Unlike pages, when a group admin posts to a group that content is adding as themselves.

All posts to groups don’t automatically appear in you news feed the way you receive group notifications can be set per group and deserves a blog post all of it’s own!

So that’s it, my plain English attempt at explaining the different ways to use facebook.

Adding Twitter Widgets to Surgery Pages using Twitter Widget ID

Over the last couple of months regular surgery managers may have see a few tweaks to their dashboards on SMS+ as we’ve been working to iron out some of the kinks in the system. One of them being the way we display tweets.

Twitter regularly updates its API to allow or disallow various software from using it. Unfortunately the way we had been pulling in twitter searches has now been stopped so we’ve had to implement an alternative using twitters native search widgets. This means that it will no longer be as easy as just entering the hashtag you want to use, but hopefully the steps below will  guide you through adding a twitter widget to your surgery page.

New Surgery managers you can just follow these instructions to add the widget during set up.

Existing Surgery Managers, Log in to the SMS+ website and view your dashboard.

Social Media Surgery Plus Dashboard SMS+


Find the surgery you want to add the twitter search to and click Edit Surgery.

Scroll down to the bottom of the form and find the section that says “Twitter setup” and open the link to the Twitter Widgets Page in a new tab.

add twitter widget
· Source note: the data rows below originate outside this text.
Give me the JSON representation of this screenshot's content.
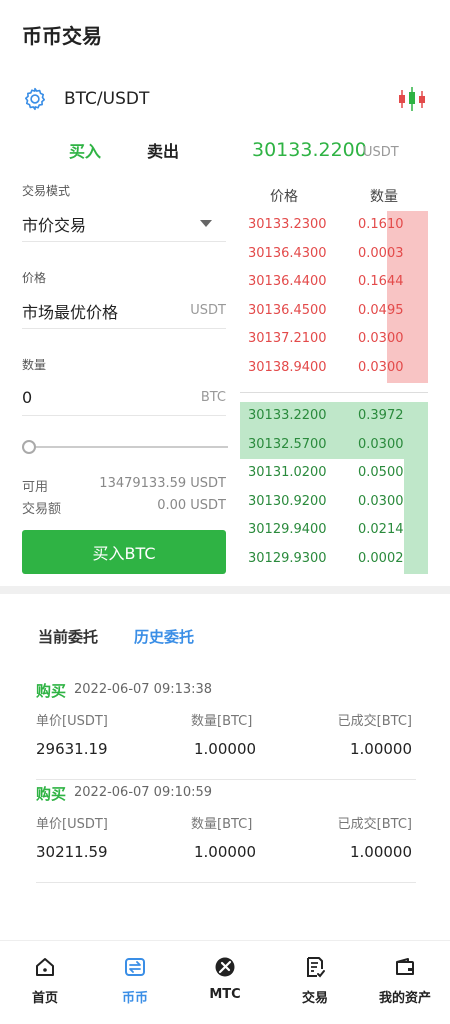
{
  "page": {
    "title": "币币交易"
  },
  "pair": {
    "symbol": "BTC/USDT"
  },
  "trade_tabs": {
    "buy": "买入",
    "sell": "卖出"
  },
  "ticker": {
    "price": "30133.2200",
    "unit": "USDT"
  },
  "form": {
    "mode_label": "交易模式",
    "mode_value": "市价交易",
    "price_label": "价格",
    "price_value": "市场最优价格",
    "price_unit": "USDT",
    "qty_label": "数量",
    "qty_value": "0",
    "qty_unit": "BTC",
    "slider_fraction": 0,
    "available_label": "可用",
    "available_value": "13479133.59 USDT",
    "amount_label": "交易额",
    "amount_value": "0.00 USDT",
    "buy_button": "买入BTC"
  },
  "book": {
    "price_header": "价格",
    "qty_header": "数量",
    "asks": [
      {
        "price": "30133.2300",
        "qty": "0.1610",
        "depth": 0.22
      },
      {
        "price": "30136.4300",
        "qty": "0.0003",
        "depth": 0.22
      },
      {
        "price": "30136.4400",
        "qty": "0.1644",
        "depth": 0.22
      },
      {
        "price": "30136.4500",
        "qty": "0.0495",
        "depth": 0.22
      },
      {
        "price": "30137.2100",
        "qty": "0.0300",
        "depth": 0.22
      },
      {
        "price": "30138.9400",
        "qty": "0.0300",
        "depth": 0.22
      }
    ],
    "bids": [
      {
        "price": "30133.2200",
        "qty": "0.3972",
        "depth": 1.0
      },
      {
        "price": "30132.5700",
        "qty": "0.0300",
        "depth": 1.0
      },
      {
        "price": "30131.0200",
        "qty": "0.0500",
        "depth": 0.13
      },
      {
        "price": "30130.9200",
        "qty": "0.0300",
        "depth": 0.13
      },
      {
        "price": "30129.9400",
        "qty": "0.0214",
        "depth": 0.13
      },
      {
        "price": "30129.9300",
        "qty": "0.0002",
        "depth": 0.13
      }
    ],
    "ask_color": "#e34a4a",
    "bid_color": "#2a8a3c"
  },
  "orders_tabs": {
    "current": "当前委托",
    "history": "历史委托"
  },
  "orders": [
    {
      "side": "购买",
      "time": "2022-06-07 09:13:38",
      "h_price": "单价[USDT]",
      "h_qty": "数量[BTC]",
      "h_filled": "已成交[BTC]",
      "price": "29631.19",
      "qty": "1.00000",
      "filled": "1.00000"
    },
    {
      "side": "购买",
      "time": "2022-06-07 09:10:59",
      "h_price": "单价[USDT]",
      "h_qty": "数量[BTC]",
      "h_filled": "已成交[BTC]",
      "price": "30211.59",
      "qty": "1.00000",
      "filled": "1.00000"
    }
  ],
  "tabbar": [
    {
      "label": "首页",
      "icon": "home-icon"
    },
    {
      "label": "币币",
      "icon": "exchange-icon",
      "active": true
    },
    {
      "label": "MTC",
      "icon": "mtc-icon"
    },
    {
      "label": "交易",
      "icon": "trade-doc-icon"
    },
    {
      "label": "我的资产",
      "icon": "wallet-icon"
    }
  ],
  "colors": {
    "green": "#2fb344",
    "blue": "#3a8ee6",
    "red": "#e34a4a"
  }
}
If you need to log into your twitter account do so and then click the button to “Create New”Create New Twitter Widget

Here you want to select the Search tab, to create a search widget.Editing Widget Settings
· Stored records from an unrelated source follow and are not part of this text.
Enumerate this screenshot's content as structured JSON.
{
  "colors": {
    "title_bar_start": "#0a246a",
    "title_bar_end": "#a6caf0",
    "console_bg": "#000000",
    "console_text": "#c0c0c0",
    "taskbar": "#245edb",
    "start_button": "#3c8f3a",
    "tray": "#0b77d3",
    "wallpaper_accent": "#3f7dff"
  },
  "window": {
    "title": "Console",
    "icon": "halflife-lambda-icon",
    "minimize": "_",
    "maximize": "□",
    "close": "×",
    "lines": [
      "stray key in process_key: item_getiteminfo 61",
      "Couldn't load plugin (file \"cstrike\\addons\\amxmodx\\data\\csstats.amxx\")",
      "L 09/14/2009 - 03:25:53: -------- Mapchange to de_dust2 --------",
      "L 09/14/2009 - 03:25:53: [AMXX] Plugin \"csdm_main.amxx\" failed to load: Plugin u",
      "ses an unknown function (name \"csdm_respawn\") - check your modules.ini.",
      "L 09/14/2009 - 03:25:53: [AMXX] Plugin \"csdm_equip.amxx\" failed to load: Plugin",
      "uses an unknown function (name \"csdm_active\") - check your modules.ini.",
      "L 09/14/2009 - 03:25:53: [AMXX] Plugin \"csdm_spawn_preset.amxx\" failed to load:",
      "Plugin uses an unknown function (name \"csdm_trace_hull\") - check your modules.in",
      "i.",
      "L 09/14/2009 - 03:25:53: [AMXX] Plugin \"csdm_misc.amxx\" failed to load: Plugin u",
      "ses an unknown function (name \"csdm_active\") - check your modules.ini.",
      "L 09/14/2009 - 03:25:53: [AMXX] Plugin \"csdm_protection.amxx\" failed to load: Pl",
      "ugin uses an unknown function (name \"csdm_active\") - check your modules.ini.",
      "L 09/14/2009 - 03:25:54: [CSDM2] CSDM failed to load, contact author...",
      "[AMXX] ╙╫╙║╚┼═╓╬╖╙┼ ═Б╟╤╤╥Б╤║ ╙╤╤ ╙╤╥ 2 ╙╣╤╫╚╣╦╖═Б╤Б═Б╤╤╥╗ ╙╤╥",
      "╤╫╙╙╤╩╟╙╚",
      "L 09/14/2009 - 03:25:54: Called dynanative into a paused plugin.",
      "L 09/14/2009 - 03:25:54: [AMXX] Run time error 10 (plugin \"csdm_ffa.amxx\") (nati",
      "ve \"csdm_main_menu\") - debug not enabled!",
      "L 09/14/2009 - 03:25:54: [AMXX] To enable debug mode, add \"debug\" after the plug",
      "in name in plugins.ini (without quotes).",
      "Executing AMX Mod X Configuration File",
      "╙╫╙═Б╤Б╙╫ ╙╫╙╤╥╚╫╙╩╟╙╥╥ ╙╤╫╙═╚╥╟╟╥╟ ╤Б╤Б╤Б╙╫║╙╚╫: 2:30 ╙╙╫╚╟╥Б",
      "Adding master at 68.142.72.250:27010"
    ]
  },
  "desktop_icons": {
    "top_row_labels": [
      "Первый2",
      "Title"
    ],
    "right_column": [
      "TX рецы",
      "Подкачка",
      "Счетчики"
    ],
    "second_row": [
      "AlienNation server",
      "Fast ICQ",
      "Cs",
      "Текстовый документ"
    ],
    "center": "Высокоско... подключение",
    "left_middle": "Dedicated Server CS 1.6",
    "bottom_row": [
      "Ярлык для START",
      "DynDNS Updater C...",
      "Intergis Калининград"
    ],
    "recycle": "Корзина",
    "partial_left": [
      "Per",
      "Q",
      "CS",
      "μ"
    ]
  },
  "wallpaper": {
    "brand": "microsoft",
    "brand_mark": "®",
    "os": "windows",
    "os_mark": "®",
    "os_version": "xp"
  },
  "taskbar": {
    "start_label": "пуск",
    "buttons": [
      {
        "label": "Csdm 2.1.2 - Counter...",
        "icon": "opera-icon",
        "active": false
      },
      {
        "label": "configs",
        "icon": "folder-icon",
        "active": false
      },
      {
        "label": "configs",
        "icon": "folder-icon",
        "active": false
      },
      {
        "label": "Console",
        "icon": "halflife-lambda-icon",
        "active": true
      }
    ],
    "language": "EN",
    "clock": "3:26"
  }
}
Add the surgery hashtag; the convention being #placenameSMS (or place name abbreviation) – so for Wolverhampton we’ll use #WolvesSMS, and click Create Widget. You don’t need to worry about changing any of the other settings.

Your widget will now be created and a preview will be visible showing any tweets that already contain you hashtag.

If you are not seeing the preview if you are running an overzealous adblock extension, switch it off. You will not see the preview here, or the widget installed on SMS+ if adblock is enabled.

Now you need to copy your Widget ID. Your Widget ID is the long number that forms part of the URL on the widget page.

Twitter Widget ID number.


Once you have this number return to your SMS+ Dashboard and complete the Twitter Set up.

Put your hashtag in minus the hash so in this instance WolvesSMS, not #WolvesSMS , and paste your Widget ID into their respective fields.

Create Twitter Widgets SMS+Once complete scroll down and click “Update Surgery”.

Your twitter search widget will now appear on your surgery page.

Twitter on Surgery Page.


Bonus tip – If you are adding Twitter Widgets to wordpress blogs and other services requiring a Twitter Widget ID. Bookmark the Twitter Widgets page and then it’s the same process as above to create and identify your Twitter Widget ID. It doesn’t matter what type of stream you want, individual tweets, searches, favourites etc. Just make sure you select the correct tab from the Create Widget page to begin and your ID number will be in the URL.

Twitter Widget Types